PROBLEM » Return the whole listing exactly as it stands.

RECORDS FOR THE TASK »

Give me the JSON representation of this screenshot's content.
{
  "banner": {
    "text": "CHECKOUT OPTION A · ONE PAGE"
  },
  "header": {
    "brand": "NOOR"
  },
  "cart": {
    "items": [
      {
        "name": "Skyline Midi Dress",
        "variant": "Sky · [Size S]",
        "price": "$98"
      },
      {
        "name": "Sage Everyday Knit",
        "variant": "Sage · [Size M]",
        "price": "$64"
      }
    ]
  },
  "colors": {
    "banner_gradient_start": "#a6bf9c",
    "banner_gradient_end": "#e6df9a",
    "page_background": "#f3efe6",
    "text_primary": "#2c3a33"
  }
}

TASK SOLUTION »
Give me the JSON representation of this screenshot's content.
{
  "banner": {
    "text": "CHECKOUT OPTION A · ONE PAGE"
  },
  "header": {
    "brand": "NOOR"
  },
  "cart": {
    "items": [
      {
        "name": "Skyline Midi Dress",
        "variant": "Sky · [Size S]",
        "price": "$98"
      },
      {
        "name": "Sage Everyday Knit",
        "variant": "Sage · [Size M]",
        "price": "$64"
      }
    ]
  },
  "colors": {
    "banner_gradient_start": "#a6bf9c",
    "banner_gradient_end": "#e6df9a",
    "page_background": "#f3efe6",
    "text_primary": "#2c3a33"
  }
}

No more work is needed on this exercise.